Work to complete — Every line of the data below should be printed exactly. Nothing may be dropped.

Supplied records —
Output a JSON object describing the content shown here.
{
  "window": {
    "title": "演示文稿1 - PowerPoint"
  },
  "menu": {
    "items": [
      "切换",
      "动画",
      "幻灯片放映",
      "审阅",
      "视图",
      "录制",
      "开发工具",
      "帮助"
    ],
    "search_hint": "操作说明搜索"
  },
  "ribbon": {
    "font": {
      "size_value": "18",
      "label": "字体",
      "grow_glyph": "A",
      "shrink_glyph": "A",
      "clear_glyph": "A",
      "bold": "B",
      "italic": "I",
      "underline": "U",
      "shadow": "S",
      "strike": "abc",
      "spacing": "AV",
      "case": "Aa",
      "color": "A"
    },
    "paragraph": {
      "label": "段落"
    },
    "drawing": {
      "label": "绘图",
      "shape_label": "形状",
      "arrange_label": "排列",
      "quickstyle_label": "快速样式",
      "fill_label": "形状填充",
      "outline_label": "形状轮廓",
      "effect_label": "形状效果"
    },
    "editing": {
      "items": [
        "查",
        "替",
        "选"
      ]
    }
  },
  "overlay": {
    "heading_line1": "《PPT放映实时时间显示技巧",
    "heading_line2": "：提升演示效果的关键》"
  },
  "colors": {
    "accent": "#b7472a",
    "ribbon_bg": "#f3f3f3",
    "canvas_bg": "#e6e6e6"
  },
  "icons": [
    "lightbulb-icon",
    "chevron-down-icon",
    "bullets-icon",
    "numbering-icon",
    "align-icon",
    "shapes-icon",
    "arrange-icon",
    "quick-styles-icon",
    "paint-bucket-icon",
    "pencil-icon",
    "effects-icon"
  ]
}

Your solution —
Output a JSON object describing the content shown here.
{
  "window": {
    "title": "演示文稿1 - PowerPoint"
  },
  "menu": {
    "items": [
      "切换",
      "动画",
      "幻灯片放映",
      "审阅",
      "视图",
      "录制",
      "开发工具",
      "帮助"
    ],
    "search_hint": "操作说明搜索"
  },
  "ribbon": {
    "font": {
      "size_value": "18",
      "label": "字体",
      "grow_glyph": "A",
      "shrink_glyph": "A",
      "clear_glyph": "A",
      "bold": "B",
      "italic": "I",
      "underline": "U",
      "shadow": "S",
      "strike": "abc",
      "spacing": "AV",
      "case": "Aa",
      "color": "A"
    },
    "paragraph": {
      "label": "段落"
    },
    "drawing": {
      "label": "绘图",
      "shape_label": "形状",
      "arrange_label": "排列",
      "quickstyle_label": "快速样式",
      "fill_label": "形状填充",
      "outline_label": "形状轮廓",
      "effect_label": "形状效果"
    },
    "editing": {
      "items": [
        "查",
        "替",
        "选"
      ]
    }
  },
  "overlay": {
    "heading_line1": "《PPT放映实时时间显示技巧",
    "heading_line2": "：提升演示效果的关键》"
  },
  "colors": {
    "accent": "#b7472a",
    "ribbon_bg": "#f3f3f3",
    "canvas_bg": "#e6e6e6"
  },
  "icons": [
    "lightbulb-icon",
    "chevron-down-icon",
    "bullets-icon",
    "numbering-icon",
    "align-icon",
    "shapes-icon",
    "arrange-icon",
    "quick-styles-icon",
    "paint-bucket-icon",
    "pencil-icon",
    "effects-icon"
  ]
}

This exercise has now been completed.